START PROVIDED DATA
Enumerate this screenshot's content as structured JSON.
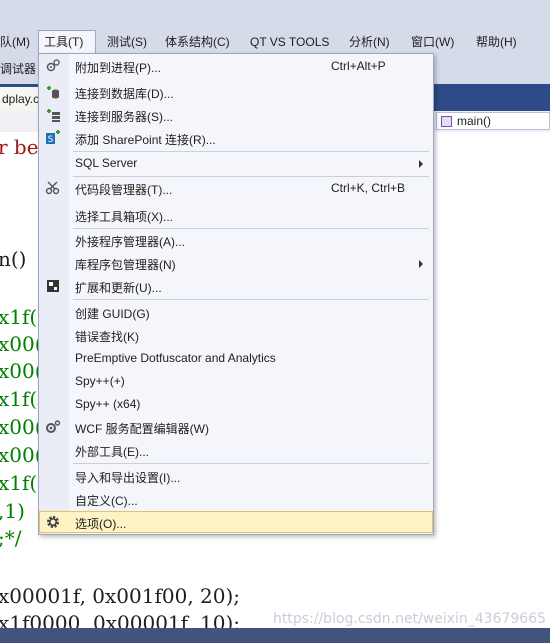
{
  "menubar": {
    "items": [
      {
        "label": "队(M)"
      },
      {
        "label": "工具(T)"
      },
      {
        "label": "测试(S)"
      },
      {
        "label": "体系结构(C)"
      },
      {
        "label": "QT VS TOOLS"
      },
      {
        "label": "分析(N)"
      },
      {
        "label": "窗口(W)"
      },
      {
        "label": "帮助(H)"
      }
    ]
  },
  "toolbar": {
    "debugger_label": "调试器"
  },
  "editor_tab": {
    "label": "dplay.c"
  },
  "navbar": {
    "function_combo": "main()"
  },
  "code_lines": [
    "r be",
    "n()",
    "x1f(",
    "x00(",
    "x00(",
    "x1f(",
    "x00(",
    "x00(",
    "x1f(",
    ",1)",
    ";*/",
    "x00001f, 0x001f00, 20);",
    "x1f0000, 0x00001f, 10);"
  ],
  "tools_menu": {
    "items": [
      {
        "label": "附加到进程(P)...",
        "shortcut": "Ctrl+Alt+P",
        "icon": "attach-process-icon"
      },
      {
        "label": "连接到数据库(D)...",
        "shortcut": "",
        "icon": "connect-database-icon"
      },
      {
        "label": "连接到服务器(S)...",
        "shortcut": "",
        "icon": "connect-server-icon"
      },
      {
        "label": "添加 SharePoint 连接(R)...",
        "shortcut": "",
        "icon": "sharepoint-icon"
      },
      {
        "label": "SQL Server",
        "shortcut": "",
        "icon": "",
        "submenu": true
      },
      {
        "label": "代码段管理器(T)...",
        "shortcut": "Ctrl+K, Ctrl+B",
        "icon": "snippet-manager-icon"
      },
      {
        "label": "选择工具箱项(X)...",
        "shortcut": "",
        "icon": ""
      },
      {
        "label": "外接程序管理器(A)...",
        "shortcut": "",
        "icon": ""
      },
      {
        "label": "库程序包管理器(N)",
        "shortcut": "",
        "icon": "",
        "submenu": true
      },
      {
        "label": "扩展和更新(U)...",
        "shortcut": "",
        "icon": "extensions-icon"
      },
      {
        "label": "创建 GUID(G)",
        "shortcut": "",
        "icon": ""
      },
      {
        "label": "错误查找(K)",
        "shortcut": "",
        "icon": ""
      },
      {
        "label": "PreEmptive Dotfuscator and Analytics",
        "shortcut": "",
        "icon": ""
      },
      {
        "label": "Spy++(+)",
        "shortcut": "",
        "icon": ""
      },
      {
        "label": "Spy++ (x64)",
        "shortcut": "",
        "icon": ""
      },
      {
        "label": "WCF 服务配置编辑器(W)",
        "shortcut": "",
        "icon": "wcf-config-icon"
      },
      {
        "label": "外部工具(E)...",
        "shortcut": "",
        "icon": ""
      },
      {
        "label": "导入和导出设置(I)...",
        "shortcut": "",
        "icon": ""
      },
      {
        "label": "自定义(C)...",
        "shortcut": "",
        "icon": ""
      },
      {
        "label": "选项(O)...",
        "shortcut": "",
        "icon": "gear-icon",
        "highlighted": true
      }
    ]
  },
  "watermark": "https://blog.csdn.net/weixin_43679665",
  "colors": {
    "chrome": "#d6dbe9",
    "tab_strip": "#2f4a88",
    "menu_bg": "#f5f6fb",
    "highlight": "#fdf3c5",
    "code_red": "#a31515",
    "code_green": "#008000"
  }
}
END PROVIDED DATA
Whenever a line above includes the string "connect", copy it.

ANSWER TO THIS TASK |
        "icon": "connect-database-icon"
        "icon": "connect-server-icon"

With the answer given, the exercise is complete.